Excerpts from an interface dataset >>

▼

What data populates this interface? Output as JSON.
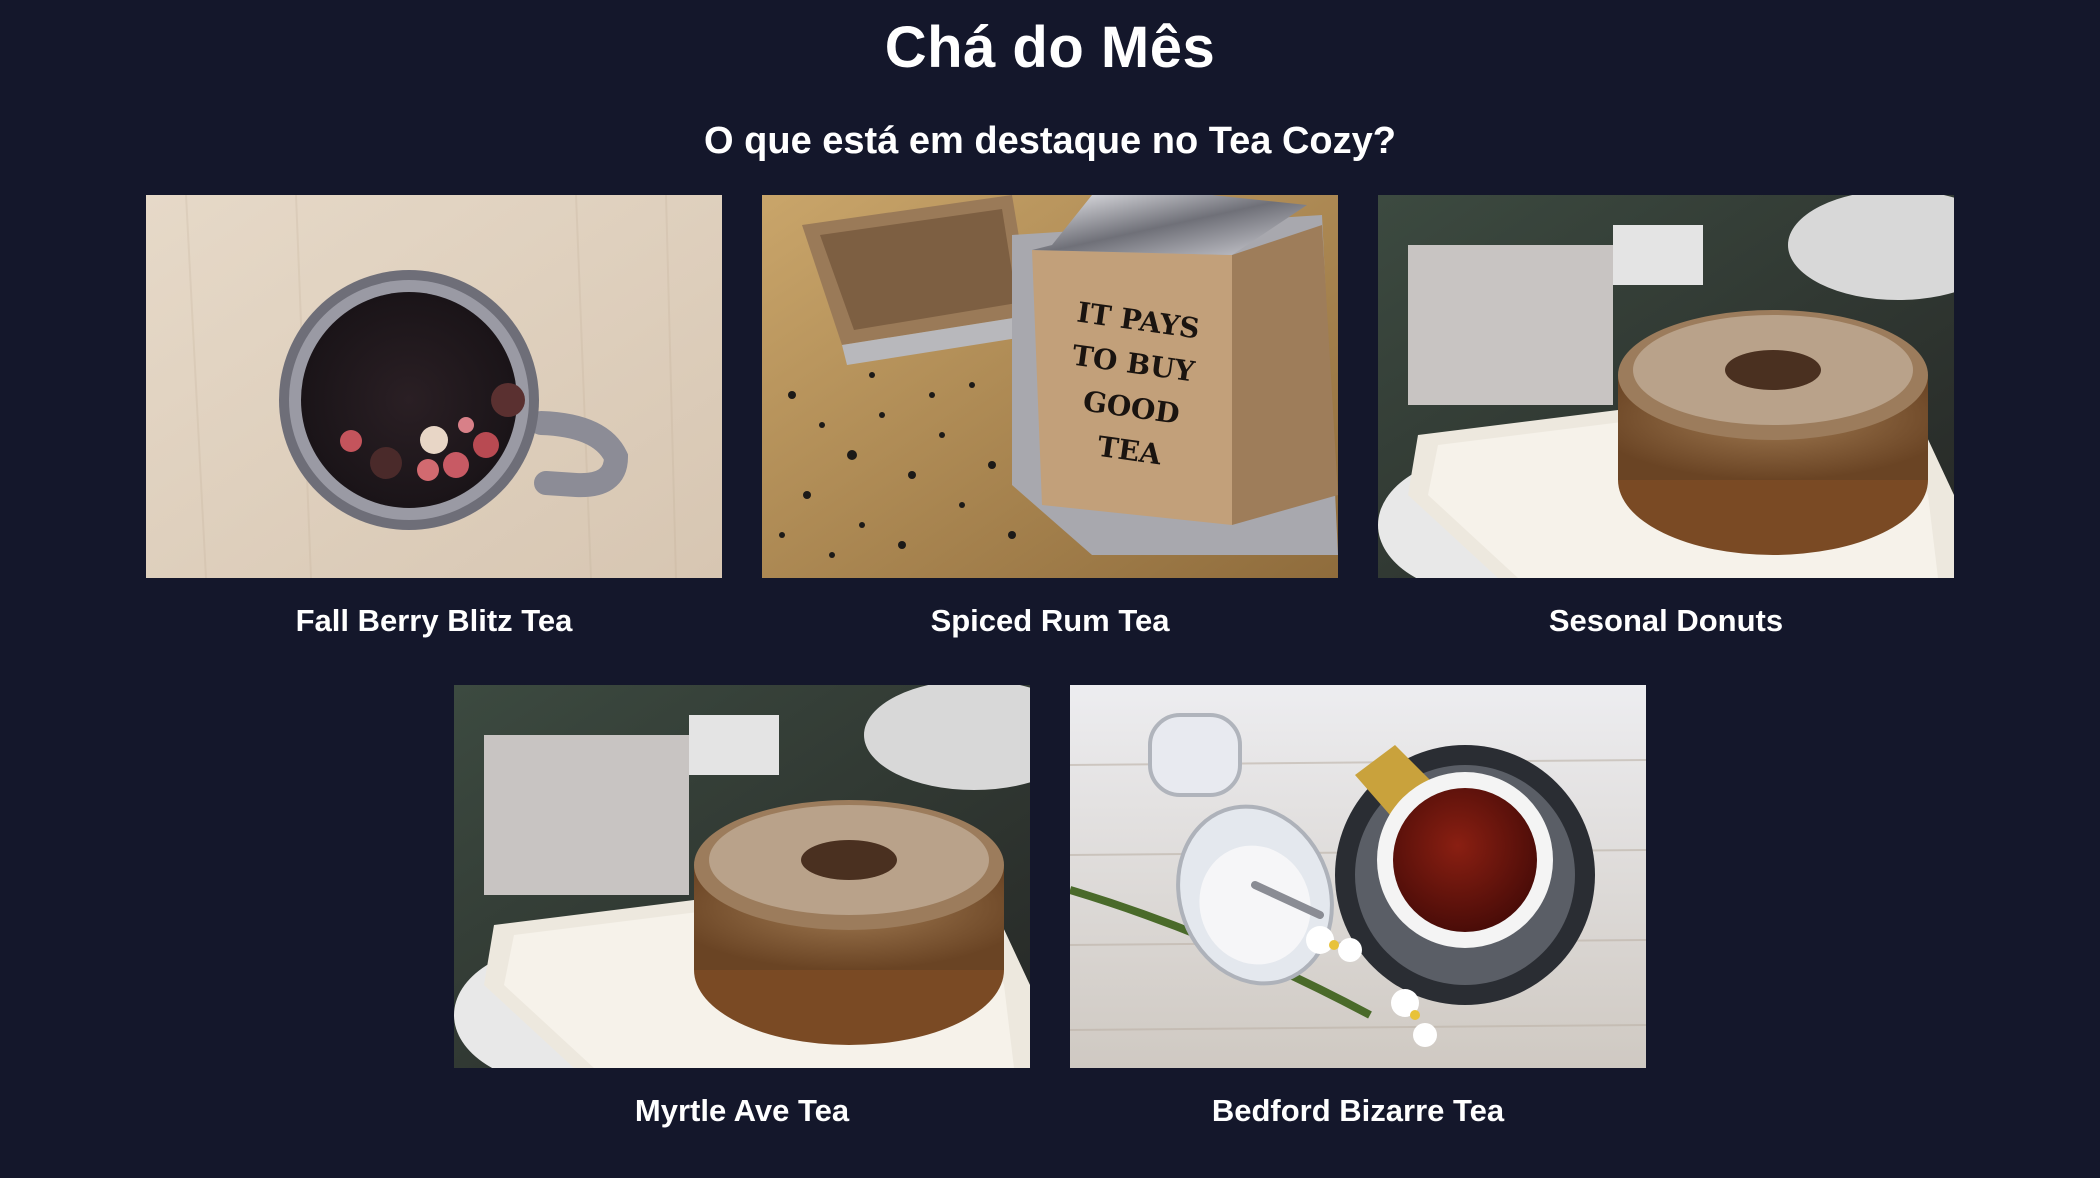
{
  "header": {
    "title": "Chá do Mês",
    "subtitle": "O que está em destaque no Tea Cozy?"
  },
  "products": [
    {
      "name": "Fall Berry Blitz Tea",
      "image": "mug-with-berries-photo"
    },
    {
      "name": "Spiced Rum Tea",
      "image": "tea-crate-photo",
      "crate_text": [
        "IT PAYS",
        "TO BUY",
        "GOOD",
        "TEA"
      ]
    },
    {
      "name": "Sesonal Donuts",
      "image": "donut-photo"
    },
    {
      "name": "Myrtle Ave Tea",
      "image": "donut-photo"
    },
    {
      "name": "Bedford Bizarre Tea",
      "image": "teacup-and-jar-photo"
    }
  ],
  "colors": {
    "background": "#14172b",
    "text": "#ffffff"
  }
}
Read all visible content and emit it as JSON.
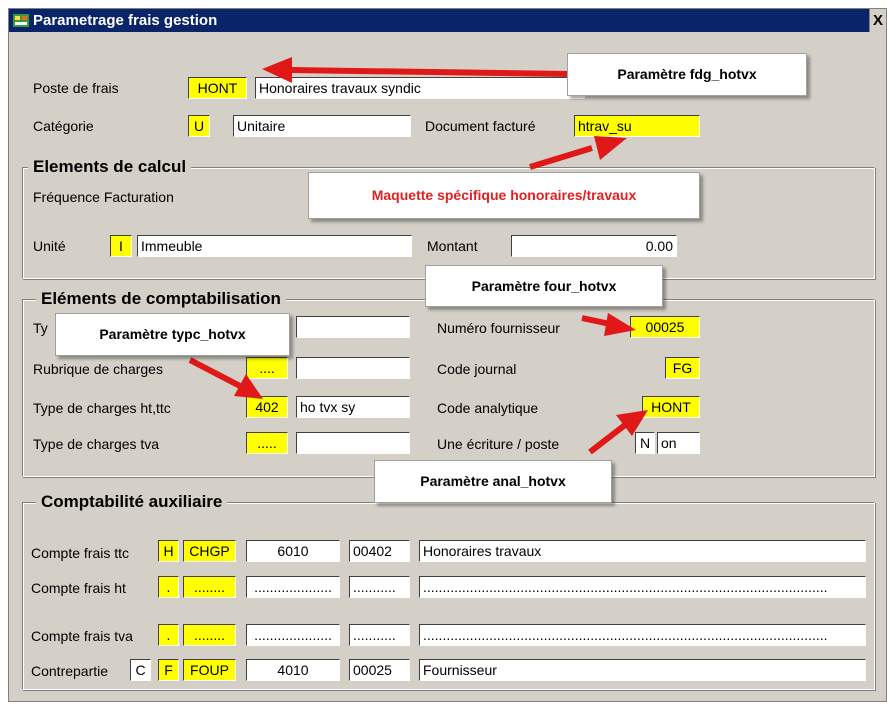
{
  "window": {
    "title": "Parametrage frais gestion",
    "close_glyph": "X"
  },
  "top": {
    "poste_label": "Poste de frais",
    "poste_code": "HONT",
    "poste_desc": "Honoraires travaux syndic",
    "categorie_label": "Catégorie",
    "categorie_code": "U",
    "categorie_desc": "Unitaire",
    "doc_label": "Document facturé",
    "doc_value": "htrav_su"
  },
  "calcul": {
    "title": "Elements de calcul",
    "frequence_label": "Fréquence Facturation",
    "unite_label": "Unité",
    "unite_code": "I",
    "unite_desc": "Immeuble",
    "montant_label": "Montant",
    "montant_value": "0.00"
  },
  "compta": {
    "title": "Eléments de comptabilisation",
    "ty_label": "Ty",
    "rubrique_label": "Rubrique de charges",
    "rubrique_code": "....",
    "type_ht_label": "Type de charges ht,ttc",
    "type_ht_code": "402",
    "type_ht_desc": "ho tvx sy",
    "type_tva_label": "Type de charges tva",
    "type_tva_code": ".....",
    "fournisseur_label": "Numéro fournisseur",
    "fournisseur_value": "00025",
    "journal_label": "Code journal",
    "journal_value": "FG",
    "analytique_label": "Code analytique",
    "analytique_value": "HONT",
    "ecriture_label": "Une écriture / poste",
    "ecriture_code": "N",
    "ecriture_desc": "on"
  },
  "auxiliaire": {
    "title": "Comptabilité auxiliaire",
    "rows": [
      {
        "label": "Compte frais ttc",
        "c1": "H",
        "c2": "CHGP",
        "c3": "6010",
        "c4": "00402",
        "c5": "Honoraires travaux"
      },
      {
        "label": "Compte frais ht",
        "c1": ".",
        "c2": "........",
        "c3": "....................",
        "c4": "...........",
        "c5": "........................................................................................................"
      },
      {
        "label": "Compte frais tva",
        "c1": ".",
        "c2": "........",
        "c3": "....................",
        "c4": "...........",
        "c5": "........................................................................................................"
      },
      {
        "label": "Contrepartie",
        "c0": "C",
        "c1": "F",
        "c2": "FOUP",
        "c3": "4010",
        "c4": "00025",
        "c5": "Fournisseur"
      }
    ]
  },
  "callouts": {
    "fdg": "Paramètre fdg_hotvx",
    "maquette": "Maquette spécifique honoraires/travaux",
    "four": "Paramètre four_hotvx",
    "typc": "Paramètre typc_hotvx",
    "anal": "Paramètre anal_hotvx"
  },
  "colors": {
    "highlight": "#ffff00",
    "arrow": "#e01818",
    "titlebar": "#0a246a",
    "dialog": "#d4d0c8"
  }
}
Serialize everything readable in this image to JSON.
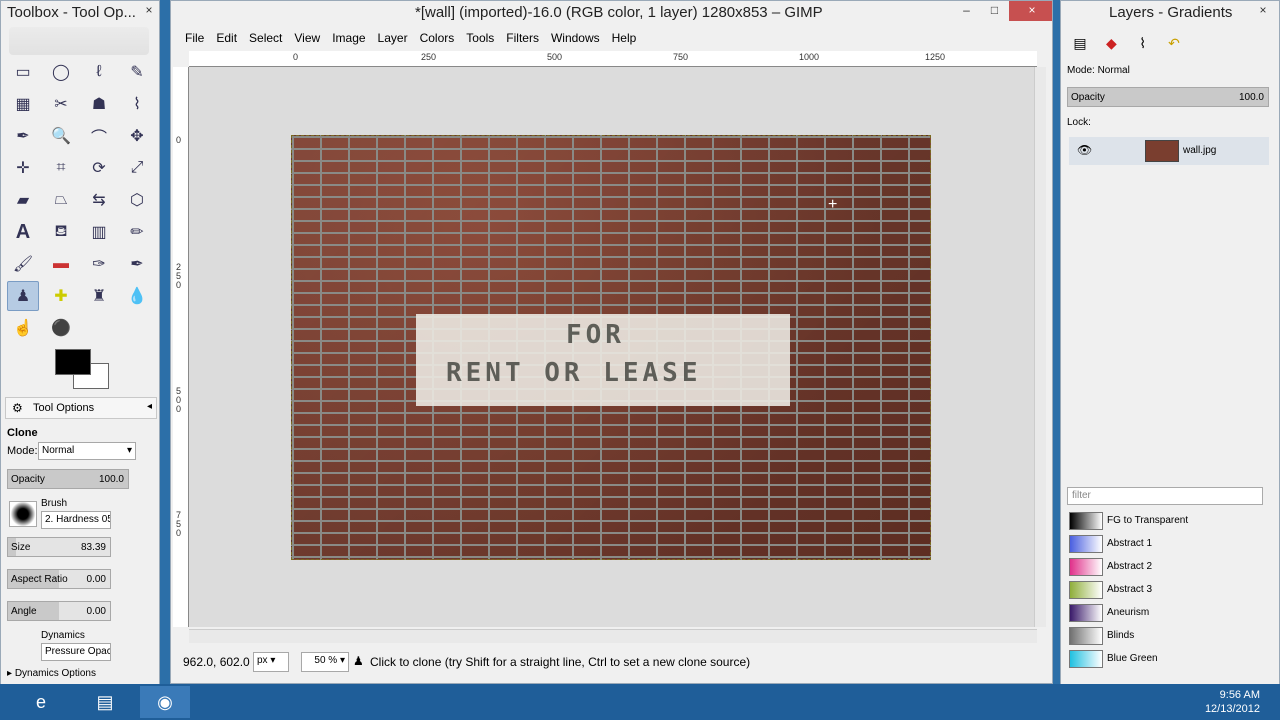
{
  "toolbox": {
    "title": "Toolbox - Tool Op...",
    "close_label": "×",
    "tool_options_tab": "Tool Options",
    "tool_name": "Clone",
    "mode_label": "Mode:",
    "mode_value": "Normal",
    "opacity_label": "Opacity",
    "opacity_value": "100.0",
    "brush_label": "Brush",
    "brush_value": "2. Hardness 05",
    "size_label": "Size",
    "size_value": "83.39",
    "aspect_label": "Aspect Ratio",
    "aspect_value": "0.00",
    "angle_label": "Angle",
    "angle_value": "0.00",
    "dynamics_label": "Dynamics",
    "dynamics_value": "Pressure Opac",
    "dynamics_options_label": "Dynamics Options"
  },
  "main": {
    "title": "*[wall] (imported)-16.0 (RGB color, 1 layer) 1280x853 – GIMP",
    "minimize": "–",
    "maximize": "□",
    "close": "×",
    "menu": [
      "File",
      "Edit",
      "Select",
      "View",
      "Image",
      "Layer",
      "Colors",
      "Tools",
      "Filters",
      "Windows",
      "Help"
    ],
    "ruler_h": [
      "0",
      "250",
      "500",
      "750",
      "1000",
      "1250"
    ],
    "ruler_v": [
      "0",
      "250",
      "500",
      "750"
    ],
    "sign_line1": "FOR",
    "sign_line2": "RENT OR LEASE",
    "status": {
      "coords": "962.0, 602.0",
      "unit": "px",
      "zoom": "50 %",
      "message": "Click to clone (try Shift for a straight line, Ctrl to set a new clone source)"
    }
  },
  "dock": {
    "title": "Layers - Gradients",
    "close_label": "×",
    "mode_label": "Mode:",
    "mode_value": "Normal",
    "opacity_label": "Opacity",
    "opacity_value": "100.0",
    "lock_label": "Lock:",
    "layer_name": "wall.jpg",
    "filter_placeholder": "filter",
    "gradients": [
      {
        "name": "FG to Transparent",
        "color": "#000000"
      },
      {
        "name": "Abstract 1",
        "color": "#4a5fe0"
      },
      {
        "name": "Abstract 2",
        "color": "#e0308a"
      },
      {
        "name": "Abstract 3",
        "color": "#8fae3a"
      },
      {
        "name": "Aneurism",
        "color": "#3a1a6a"
      },
      {
        "name": "Blinds",
        "color": "#707070"
      },
      {
        "name": "Blue Green",
        "color": "#20c0e0"
      }
    ]
  },
  "taskbar": {
    "time": "9:56 AM",
    "date": "12/13/2012"
  }
}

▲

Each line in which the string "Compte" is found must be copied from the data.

SOLVED PROBLEM >>
        "label": "Compte frais ttc",
        "label": "Compte frais ht",
        "label": "Compte frais tva",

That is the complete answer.